• Your assignment:
Repeat each entry below exactly.

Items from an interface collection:
____

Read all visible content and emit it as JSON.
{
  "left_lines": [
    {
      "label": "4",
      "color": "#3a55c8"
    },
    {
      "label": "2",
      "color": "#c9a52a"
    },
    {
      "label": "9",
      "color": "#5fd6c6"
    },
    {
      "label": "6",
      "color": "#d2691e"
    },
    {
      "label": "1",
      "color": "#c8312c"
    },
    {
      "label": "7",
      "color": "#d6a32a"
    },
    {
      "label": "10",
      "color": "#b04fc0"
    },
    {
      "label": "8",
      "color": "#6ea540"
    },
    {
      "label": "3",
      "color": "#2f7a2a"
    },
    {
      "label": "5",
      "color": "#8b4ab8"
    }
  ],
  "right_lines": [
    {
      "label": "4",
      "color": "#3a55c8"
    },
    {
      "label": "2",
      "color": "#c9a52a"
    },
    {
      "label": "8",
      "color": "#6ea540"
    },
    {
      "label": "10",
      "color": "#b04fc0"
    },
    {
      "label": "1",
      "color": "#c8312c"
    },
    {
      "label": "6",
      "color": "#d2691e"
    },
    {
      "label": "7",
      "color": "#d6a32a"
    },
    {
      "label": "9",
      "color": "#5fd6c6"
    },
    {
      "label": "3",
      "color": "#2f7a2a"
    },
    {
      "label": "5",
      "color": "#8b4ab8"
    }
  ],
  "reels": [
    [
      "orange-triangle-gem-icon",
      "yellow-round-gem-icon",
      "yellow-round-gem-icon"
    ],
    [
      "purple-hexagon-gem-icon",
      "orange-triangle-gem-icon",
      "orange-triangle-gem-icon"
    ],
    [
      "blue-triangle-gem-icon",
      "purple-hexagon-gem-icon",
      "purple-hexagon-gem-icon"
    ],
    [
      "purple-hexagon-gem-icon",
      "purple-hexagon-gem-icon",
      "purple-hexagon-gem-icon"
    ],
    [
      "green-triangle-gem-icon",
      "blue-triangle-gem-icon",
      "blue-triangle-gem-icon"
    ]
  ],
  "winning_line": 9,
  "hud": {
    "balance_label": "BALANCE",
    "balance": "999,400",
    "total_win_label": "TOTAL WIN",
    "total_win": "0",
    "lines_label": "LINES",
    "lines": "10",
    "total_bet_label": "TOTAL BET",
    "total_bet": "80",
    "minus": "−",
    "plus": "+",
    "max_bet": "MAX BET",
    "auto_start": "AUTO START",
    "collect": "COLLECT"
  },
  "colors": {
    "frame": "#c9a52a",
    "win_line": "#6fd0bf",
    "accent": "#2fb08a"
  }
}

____

• Completed task:
Read all visible content and emit it as JSON.
{
  "left_lines": [
    {
      "label": "4",
      "color": "#3a55c8"
    },
    {
      "label": "2",
      "color": "#c9a52a"
    },
    {
      "label": "9",
      "color": "#5fd6c6"
    },
    {
      "label": "6",
      "color": "#d2691e"
    },
    {
      "label": "1",
      "color": "#c8312c"
    },
    {
      "label": "7",
      "color": "#d6a32a"
    },
    {
      "label": "10",
      "color": "#b04fc0"
    },
    {
      "label": "8",
      "color": "#6ea540"
    },
    {
      "label": "3",
      "color": "#2f7a2a"
    },
    {
      "label": "5",
      "color": "#8b4ab8"
    }
  ],
  "right_lines": [
    {
      "label": "4",
      "color": "#3a55c8"
    },
    {
      "label": "2",
      "color": "#c9a52a"
    },
    {
      "label": "8",
      "color": "#6ea540"
    },
    {
      "label": "10",
      "color": "#b04fc0"
    },
    {
      "label": "1",
      "color": "#c8312c"
    },
    {
      "label": "6",
      "color": "#d2691e"
    },
    {
      "label": "7",
      "color": "#d6a32a"
    },
    {
      "label": "9",
      "color": "#5fd6c6"
    },
    {
      "label": "3",
      "color": "#2f7a2a"
    },
    {
      "label": "5",
      "color": "#8b4ab8"
    }
  ],
  "reels": [
    [
      "orange-triangle-gem-icon",
      "yellow-round-gem-icon",
      "yellow-round-gem-icon"
    ],
    [
      "purple-hexagon-gem-icon",
      "orange-triangle-gem-icon",
      "orange-triangle-gem-icon"
    ],
    [
      "blue-triangle-gem-icon",
      "purple-hexagon-gem-icon",
      "purple-hexagon-gem-icon"
    ],
    [
      "purple-hexagon-gem-icon",
      "purple-hexagon-gem-icon",
      "purple-hexagon-gem-icon"
    ],
    [
      "green-triangle-gem-icon",
      "blue-triangle-gem-icon",
      "blue-triangle-gem-icon"
    ]
  ],
  "winning_line": 9,
  "hud": {
    "balance_label": "BALANCE",
    "balance": "999,400",
    "total_win_label": "TOTAL WIN",
    "total_win": "0",
    "lines_label": "LINES",
    "lines": "10",
    "total_bet_label": "TOTAL BET",
    "total_bet": "80",
    "minus": "−",
    "plus": "+",
    "max_bet": "MAX BET",
    "auto_start": "AUTO START",
    "collect": "COLLECT"
  },
  "colors": {
    "frame": "#c9a52a",
    "win_line": "#6fd0bf",
    "accent": "#2fb08a"
  }
}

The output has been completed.